The experience showed that the process is tedious and requires long-term commitment. Some of the things learned is that the theoretical frameworks can be helpful and provide guidance, but each situation differs, and individuals may require a difference in approaches. Furthermore, behavior change is rarely a stable process, being sometimes temporary while other times permanent, with consistency requiring significant modifications within an individual. Some of the major challenges encountered can be attributed to resistance to change, which is natural in all humans, making it difficult to enable and establish concrete changes in those who require it. Furthermore, there is also a consideration of relapse, which in the presented self-help scenarios included alcoholism and drug use are especially vulnerable to this. Since the behavior is a coping mechanism, in order to facilitate change, the individual’s perception and approach to coping with stress has to be modified towards a more beneficial behavior.

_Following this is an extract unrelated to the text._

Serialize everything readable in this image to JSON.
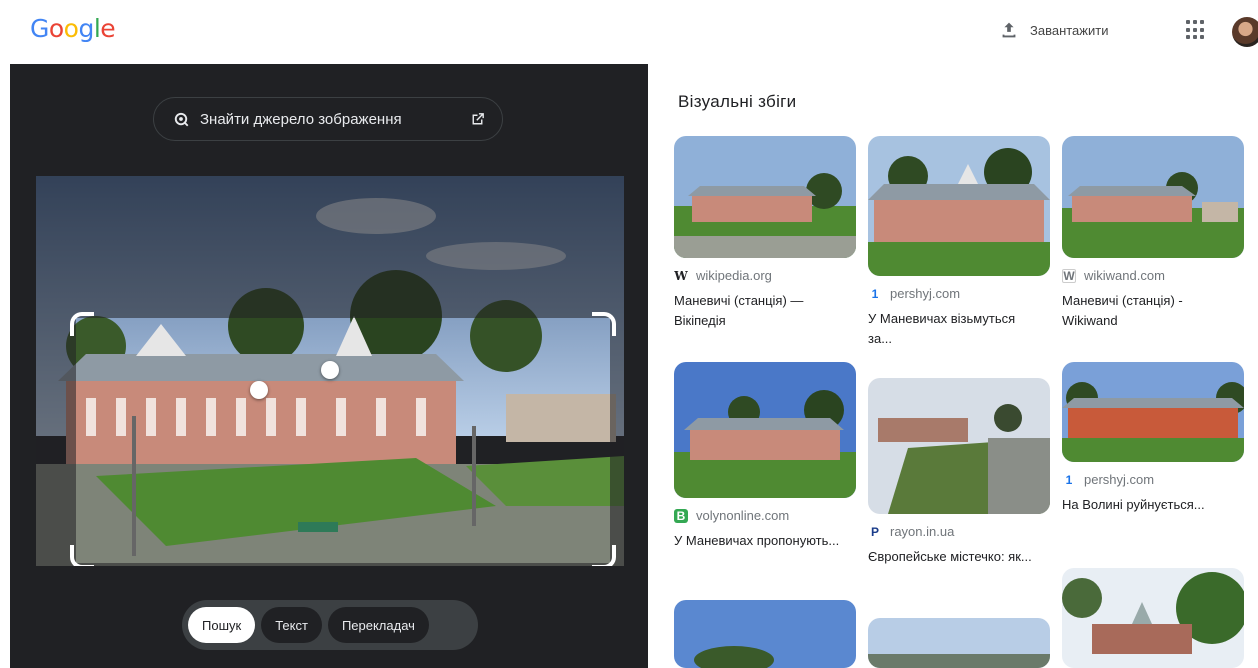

Going through the experience is vital for mental health professionals to understand the complexities and nuances of these issues of substance abuse and addiction that the clients are going through. The scenarios help to play out what strategies are effective, and which may not connect with individuals undergoing such issues. It offers a deeper understanding into the origins and causes of these behaviors, which in turn provides counselors with the ability to address the core of the issue, providing effective treatment.
Borek, A. J., & Abraham, C. (2018). How do small groups promote behaviour change? an integrative conceptual review of explanatory mechanisms. Applied Psychology: Health and Well-Being, 10(1), 30–61. Web.
Borek, A. J., Abraham, C., Greaves, C. J., Gillison, F., Tarrant, M., Morgan-Trimmer, S., McCabe, R., & Smith, J. R. (2019). Identifying change processes in group-based health behaviour-change interventions: development of the mechanisms of action in group-based interventions (MAGI) framework. Health Psychology Review, 13(3), 227–247. Web.